Writer Paul Jenkins and artist Mark Buckingham created one of my favourite runs on any Spidey title. They crafted some great stories – the best of which (at least for me) were the more personal tales, dealing with the emotional life of Peter Parker and his friends. When Jenkins finally bid Spidey’s adventures farewell, he teamed up with Mark Buckingham for one last tale. This is the Spidey comic to give people who don’t like Spidey comics. A beautiful one-off Christmas story in which Peter Parker visits the grave of his Uncle Ben and talks through his career as Spidey. It’ll have you in tears from page two. Jenkins is brilliant with dialogue and Mark Buckingham simply one of the best artists around (his work on Fables would later take graphic art to a whole new level). The illustration of Peter’s dream that ends the issue (and Jenkins’ run on the title) featuring a young Peter on stage at school with all Spidey’s future villains taking a bow is simply stunning. It’s Jenkins and Buckingham at their very best.

5. I Killed Tomorrow (Amazing Spider-Man #678 and 679)

I’ve been a fan of writer Dan Slott since he worked on She-Hulk, producing the best take on the character to date. Like a lot of Spidey fans though, I’d given up reading Amazing Spider-Man after the Mephisto ‘quickie-divorce’ of Spidey and Mary Jane. I’m a bit of a continuity buff when no one’s looking and hated the repercussions of that particular story, even though it was well told. So I missed a whole bunch of issues. My loss. The “Brand New Day” stories that kicked off Spidey’s new era (following the strange end of his marriage) were great. They were the freshest Spidey tales for a long time and, in retrospect, the decision to make Peter single was good one. It definitely made Mary Jane an interesting character again. Luckily by the time Dan Slott took on the book full-time, I was hooked on Spidey’s adventures once more. A good job too as Dan Slott’s run on the title is (in my humble opinion) the best since Stan Lee’s day. The two issue “I Killed Tomorrow” pretty much has everything I love about Slott’s writing on Spidey: action, humour, great characterisation, Mary Jane and a brilliant conclusion - plus it’s a cool time travel story to boot as Peter tries to prevent the destruction of New York. It’s drawn by Humberto Ramos, whose stylistic work is a great match for Slott’s writing.
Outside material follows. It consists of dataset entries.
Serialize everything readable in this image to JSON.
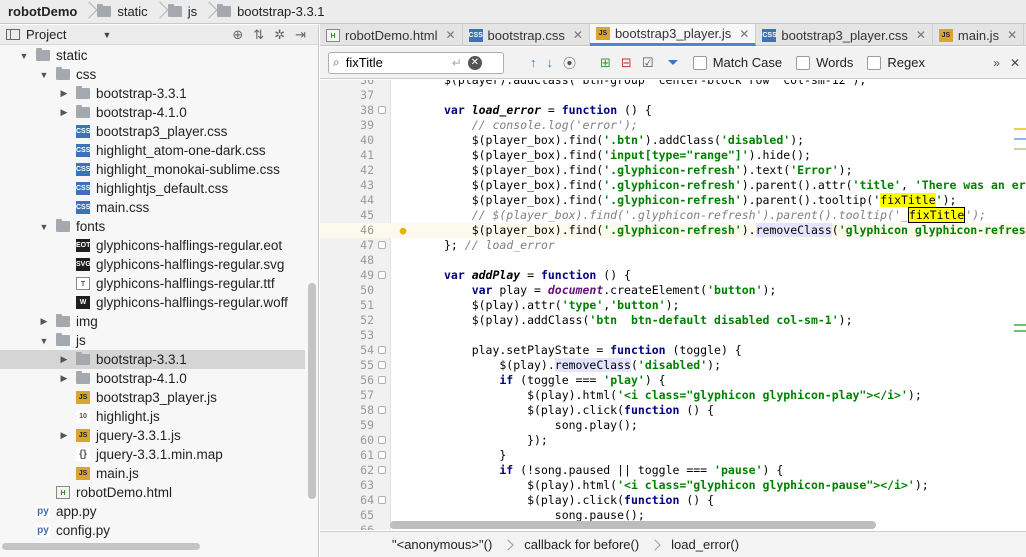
{
  "breadcrumb": [
    "robotDemo",
    "static",
    "js",
    "bootstrap-3.3.1"
  ],
  "project": {
    "title": "Project",
    "tree": [
      {
        "label": "static",
        "type": "folder",
        "depth": 1,
        "open": true
      },
      {
        "label": "css",
        "type": "folder",
        "depth": 2,
        "open": true
      },
      {
        "label": "bootstrap-3.3.1",
        "type": "folder",
        "depth": 3,
        "open": false
      },
      {
        "label": "bootstrap-4.1.0",
        "type": "folder",
        "depth": 3,
        "open": false
      },
      {
        "label": "bootstrap3_player.css",
        "type": "css",
        "depth": 3
      },
      {
        "label": "highlight_atom-one-dark.css",
        "type": "css",
        "depth": 3
      },
      {
        "label": "highlight_monokai-sublime.css",
        "type": "css",
        "depth": 3
      },
      {
        "label": "highlightjs_default.css",
        "type": "css",
        "depth": 3
      },
      {
        "label": "main.css",
        "type": "css",
        "depth": 3
      },
      {
        "label": "fonts",
        "type": "folder",
        "depth": 2,
        "open": true
      },
      {
        "label": "glyphicons-halflings-regular.eot",
        "type": "eot",
        "depth": 3
      },
      {
        "label": "glyphicons-halflings-regular.svg",
        "type": "svgf",
        "depth": 3
      },
      {
        "label": "glyphicons-halflings-regular.ttf",
        "type": "ttf",
        "depth": 3
      },
      {
        "label": "glyphicons-halflings-regular.woff",
        "type": "woff",
        "depth": 3
      },
      {
        "label": "img",
        "type": "folder",
        "depth": 2,
        "open": false
      },
      {
        "label": "js",
        "type": "folder",
        "depth": 2,
        "open": true
      },
      {
        "label": "bootstrap-3.3.1",
        "type": "folder",
        "depth": 3,
        "open": false,
        "selected": true
      },
      {
        "label": "bootstrap-4.1.0",
        "type": "folder",
        "depth": 3,
        "open": false
      },
      {
        "label": "bootstrap3_player.js",
        "type": "js",
        "depth": 3
      },
      {
        "label": "highlight.js",
        "type": "hl",
        "depth": 3
      },
      {
        "label": "jquery-3.3.1.js",
        "type": "js",
        "depth": 3,
        "expandable": true
      },
      {
        "label": "jquery-3.3.1.min.map",
        "type": "map",
        "depth": 3
      },
      {
        "label": "main.js",
        "type": "js",
        "depth": 3
      },
      {
        "label": "robotDemo.html",
        "type": "html",
        "depth": 2
      },
      {
        "label": "app.py",
        "type": "py",
        "depth": 1
      },
      {
        "label": "config.py",
        "type": "py",
        "depth": 1
      }
    ]
  },
  "tabs": [
    {
      "label": "robotDemo.html",
      "type": "html"
    },
    {
      "label": "bootstrap.css",
      "type": "css"
    },
    {
      "label": "bootstrap3_player.js",
      "type": "js",
      "active": true
    },
    {
      "label": "bootstrap3_player.css",
      "type": "css"
    },
    {
      "label": "main.js",
      "type": "js"
    }
  ],
  "tabs_overflow": "4",
  "find": {
    "query": "fixTitle",
    "match_case": "Match Case",
    "words": "Words",
    "regex": "Regex"
  },
  "editor": {
    "first_line": 36,
    "current_line": 46,
    "lines": [
      [
        [
          "",
          "$(player).addClass('btn-group  center-block row  col-sm-12');"
        ]
      ],
      [
        [
          "",
          ""
        ]
      ],
      [
        [
          "kw",
          "var "
        ],
        [
          "fn",
          "load_error"
        ],
        [
          "",
          " = "
        ],
        [
          "kw",
          "function"
        ],
        [
          "",
          " () {"
        ]
      ],
      [
        [
          "cmt",
          "    // console.log('error');"
        ]
      ],
      [
        [
          "",
          "    $(player_box).find("
        ],
        [
          "str",
          "'.btn'"
        ],
        [
          "",
          ").addClass("
        ],
        [
          "str",
          "'disabled'"
        ],
        [
          "",
          ");"
        ]
      ],
      [
        [
          "",
          "    $(player_box).find("
        ],
        [
          "str",
          "'input[type=\"range\"]'"
        ],
        [
          "",
          ").hide();"
        ]
      ],
      [
        [
          "",
          "    $(player_box).find("
        ],
        [
          "str",
          "'.glyphicon-refresh'"
        ],
        [
          "",
          ").text("
        ],
        [
          "str",
          "'Error'"
        ],
        [
          "",
          ");"
        ]
      ],
      [
        [
          "",
          "    $(player_box).find("
        ],
        [
          "str",
          "'.glyphicon-refresh'"
        ],
        [
          "",
          ").parent().attr("
        ],
        [
          "str",
          "'title'"
        ],
        [
          "",
          ", "
        ],
        [
          "str",
          "'There was an error"
        ]
      ],
      [
        [
          "",
          "    $(player_box).find("
        ],
        [
          "str",
          "'.glyphicon-refresh'"
        ],
        [
          "",
          ").parent().tooltip("
        ],
        [
          "str",
          "'"
        ],
        [
          "hit",
          "fixTitle"
        ],
        [
          "str",
          "'"
        ],
        [
          "",
          ");"
        ]
      ],
      [
        [
          "cmt",
          "    // $(player_box).find('.glyphicon-refresh').parent().tooltip('_"
        ],
        [
          "hitbox",
          "fixTitle"
        ],
        [
          "cmt",
          "');"
        ]
      ],
      [
        [
          "",
          "    $(player_box).find("
        ],
        [
          "str",
          "'.glyphicon-refresh'"
        ],
        [
          "",
          ")."
        ],
        [
          "usage",
          "removeClass"
        ],
        [
          "",
          "("
        ],
        [
          "str",
          "'glyphicon glyphicon-refresh"
        ]
      ],
      [
        [
          "",
          "}; "
        ],
        [
          "cmt",
          "// load_error"
        ]
      ],
      [
        [
          "",
          ""
        ]
      ],
      [
        [
          "kw",
          "var "
        ],
        [
          "fn",
          "addPlay"
        ],
        [
          "",
          " = "
        ],
        [
          "kw",
          "function"
        ],
        [
          "",
          " () {"
        ]
      ],
      [
        [
          "kw",
          "    var "
        ],
        [
          "",
          "play = "
        ],
        [
          "doc",
          "document"
        ],
        [
          "",
          ".createElement("
        ],
        [
          "str",
          "'button'"
        ],
        [
          "",
          ");"
        ]
      ],
      [
        [
          "",
          "    $(play).attr("
        ],
        [
          "str",
          "'type'"
        ],
        [
          "",
          ","
        ],
        [
          "str",
          "'button'"
        ],
        [
          "",
          ");"
        ]
      ],
      [
        [
          "",
          "    $(play).addClass("
        ],
        [
          "str",
          "'btn  btn-default disabled col-sm-1'"
        ],
        [
          "",
          ");"
        ]
      ],
      [
        [
          "",
          ""
        ]
      ],
      [
        [
          "",
          "    play.setPlayState = "
        ],
        [
          "kw",
          "function"
        ],
        [
          "",
          " (toggle) {"
        ]
      ],
      [
        [
          "",
          "        $(play)."
        ],
        [
          "usage",
          "removeClass"
        ],
        [
          "",
          "("
        ],
        [
          "str",
          "'disabled'"
        ],
        [
          "",
          ");"
        ]
      ],
      [
        [
          "kw",
          "        if"
        ],
        [
          "",
          " (toggle === "
        ],
        [
          "str",
          "'play'"
        ],
        [
          "",
          ") {"
        ]
      ],
      [
        [
          "",
          "            $(play).html("
        ],
        [
          "str",
          "'<i class=\"glyphicon glyphicon-play\"></i>'"
        ],
        [
          "",
          ");"
        ]
      ],
      [
        [
          "",
          "            $(play).click("
        ],
        [
          "kw",
          "function"
        ],
        [
          "",
          " () {"
        ]
      ],
      [
        [
          "",
          "                song.play();"
        ]
      ],
      [
        [
          "",
          "            });"
        ]
      ],
      [
        [
          "",
          "        }"
        ]
      ],
      [
        [
          "kw",
          "        if"
        ],
        [
          "",
          " (!song.paused || toggle === "
        ],
        [
          "str",
          "'pause'"
        ],
        [
          "",
          ") {"
        ]
      ],
      [
        [
          "",
          "            $(play).html("
        ],
        [
          "str",
          "'<i class=\"glyphicon glyphicon-pause\"></i>'"
        ],
        [
          "",
          ");"
        ]
      ],
      [
        [
          "",
          "            $(play).click("
        ],
        [
          "kw",
          "function"
        ],
        [
          "",
          " () {"
        ]
      ],
      [
        [
          "",
          "                song.pause();"
        ]
      ],
      [
        [
          "",
          ""
        ]
      ]
    ]
  },
  "status": [
    "\"<anonymous>\"()",
    "callback for before()",
    "load_error()"
  ],
  "colors": {
    "accent": "#4d85d1",
    "highlight": "#ffff00",
    "selection": "#d5d5d5"
  }
}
A lot of Dan Slott’s stories could have made my list but when people ask me what’s so cool about Spider-Man after fifty years, this is the story I give them.

To be continued…

For more on the above and details on hundreds of other comics featuring Spidey, check out Spider-Man Year by Year: A Visual Chronicle on sale now!